PROBLEM STATEMENT:
Search the entries for the word "trend" and pull out each line that has it.

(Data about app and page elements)
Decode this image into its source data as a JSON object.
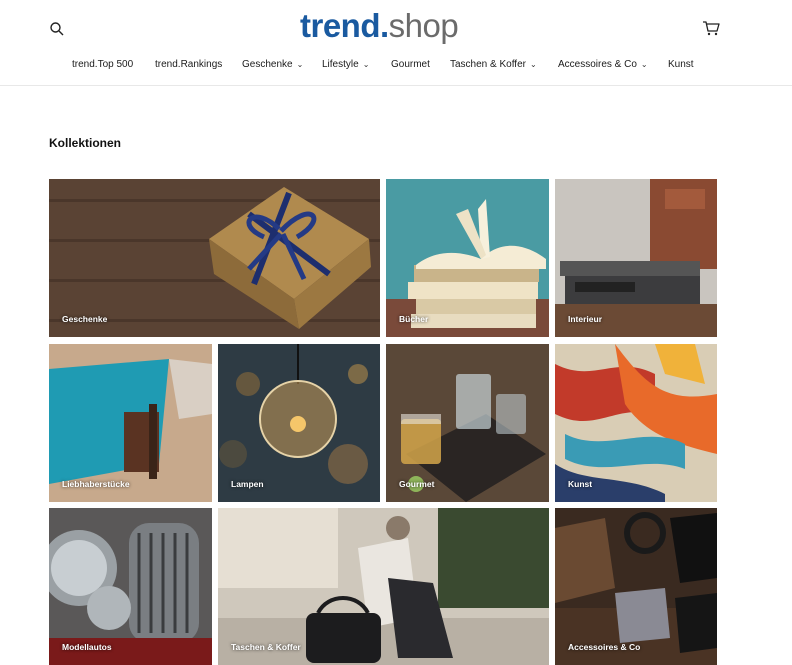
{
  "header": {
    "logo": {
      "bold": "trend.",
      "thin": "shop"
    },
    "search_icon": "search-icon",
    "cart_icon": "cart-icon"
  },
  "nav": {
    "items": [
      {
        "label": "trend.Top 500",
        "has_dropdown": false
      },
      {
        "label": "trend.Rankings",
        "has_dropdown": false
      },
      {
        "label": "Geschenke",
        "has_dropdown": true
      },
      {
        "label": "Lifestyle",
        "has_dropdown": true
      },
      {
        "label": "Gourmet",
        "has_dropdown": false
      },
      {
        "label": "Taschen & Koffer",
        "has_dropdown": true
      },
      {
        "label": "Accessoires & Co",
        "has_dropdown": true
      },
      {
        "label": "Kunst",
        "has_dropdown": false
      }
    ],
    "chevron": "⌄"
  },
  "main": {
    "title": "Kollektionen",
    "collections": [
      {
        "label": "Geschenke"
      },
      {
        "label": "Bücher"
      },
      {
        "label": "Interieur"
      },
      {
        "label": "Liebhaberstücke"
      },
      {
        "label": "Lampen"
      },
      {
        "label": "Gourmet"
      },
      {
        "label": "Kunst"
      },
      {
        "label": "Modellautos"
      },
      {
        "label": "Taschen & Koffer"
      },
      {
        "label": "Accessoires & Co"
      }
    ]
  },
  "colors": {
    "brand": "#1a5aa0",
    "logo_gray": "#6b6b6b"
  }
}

RESPONSE AREA:
      "bold": "trend.",
        "label": "trend.Top 500",
        "label": "trend.Rankings",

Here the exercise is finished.